Interest in salary transparency isn’t new, but the motivation for it is evolving.
In Norway, it has been possible to find out what anyone in the country earns with the click of a mouse since 2001, when the government put everyone’s salary and tax details online. The aim of that was to increase people’s trust in the tax and social-security system, since Norwegians pay such high income tax.
Switzerland is now home to a salary-transparency campaign with a different goal. Spearheaded by a group of Swiss trade unions, the Zeig Deinen Lohn (“Show your income”) campaign is trying to make a dent in the country’s traditional reticence around mentioning salaries by urging people to publicly share what they make online.
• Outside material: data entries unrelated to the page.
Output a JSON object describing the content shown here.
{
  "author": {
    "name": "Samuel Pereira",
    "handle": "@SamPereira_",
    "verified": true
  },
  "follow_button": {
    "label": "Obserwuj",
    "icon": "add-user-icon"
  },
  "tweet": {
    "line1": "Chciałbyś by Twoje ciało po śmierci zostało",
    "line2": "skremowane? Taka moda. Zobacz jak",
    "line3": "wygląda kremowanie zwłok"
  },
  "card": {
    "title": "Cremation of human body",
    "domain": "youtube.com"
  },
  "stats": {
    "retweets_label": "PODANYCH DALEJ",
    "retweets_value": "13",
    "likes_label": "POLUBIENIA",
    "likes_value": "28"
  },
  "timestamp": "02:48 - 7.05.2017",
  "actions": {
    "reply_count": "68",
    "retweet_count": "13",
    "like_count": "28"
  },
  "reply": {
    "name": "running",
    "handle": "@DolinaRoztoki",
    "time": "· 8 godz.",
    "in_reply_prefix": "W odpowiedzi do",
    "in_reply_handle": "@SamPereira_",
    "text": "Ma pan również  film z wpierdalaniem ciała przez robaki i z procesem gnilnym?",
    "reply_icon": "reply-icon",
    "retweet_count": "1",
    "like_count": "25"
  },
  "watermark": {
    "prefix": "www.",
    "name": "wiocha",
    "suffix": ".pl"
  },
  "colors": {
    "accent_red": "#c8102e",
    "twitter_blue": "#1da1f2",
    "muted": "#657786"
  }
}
Beyond breaking the taboo around discussing earnings, the organizers want to push employers to tackle wage discrimination.
Already, more than 350 young people have taken to the site to upload a picture and divulge their salaries.
“The idea is to lay things bare and create a new culture of conversation about wages,” Isabelle Lüthi, from Unia trade union, told Swiss news site 20 Minuten (link in German). Trade unions say that women in Switzerland earn around 20% less than men for the same jobs. “Wage discrimination does not only affect women,” Lüthi added. “Often non-Swiss or part-time workers are also affected.”
In Switzerland, a country famous around the globe for its history of financial secrecy, friends and even spouses tend not to talk about what they are getting paid. But “if you don’t know what someone you’re working with is earning, it’s easier for a boss to pay unequal salaries,” Unia’s Nicole Niedermueller told Euronews.
Switzerland could take a leaf out of a neighbor’s book. Germany introduced a Wage Transparency Act in January that allows employees to find out what their co-workers earn—but only median salaries for a particular role; they can’t find out what an individual is making, nor anything about bonuses or other extras. Also, the law only applies to companies with more than 200 employees. Still, it’s a start.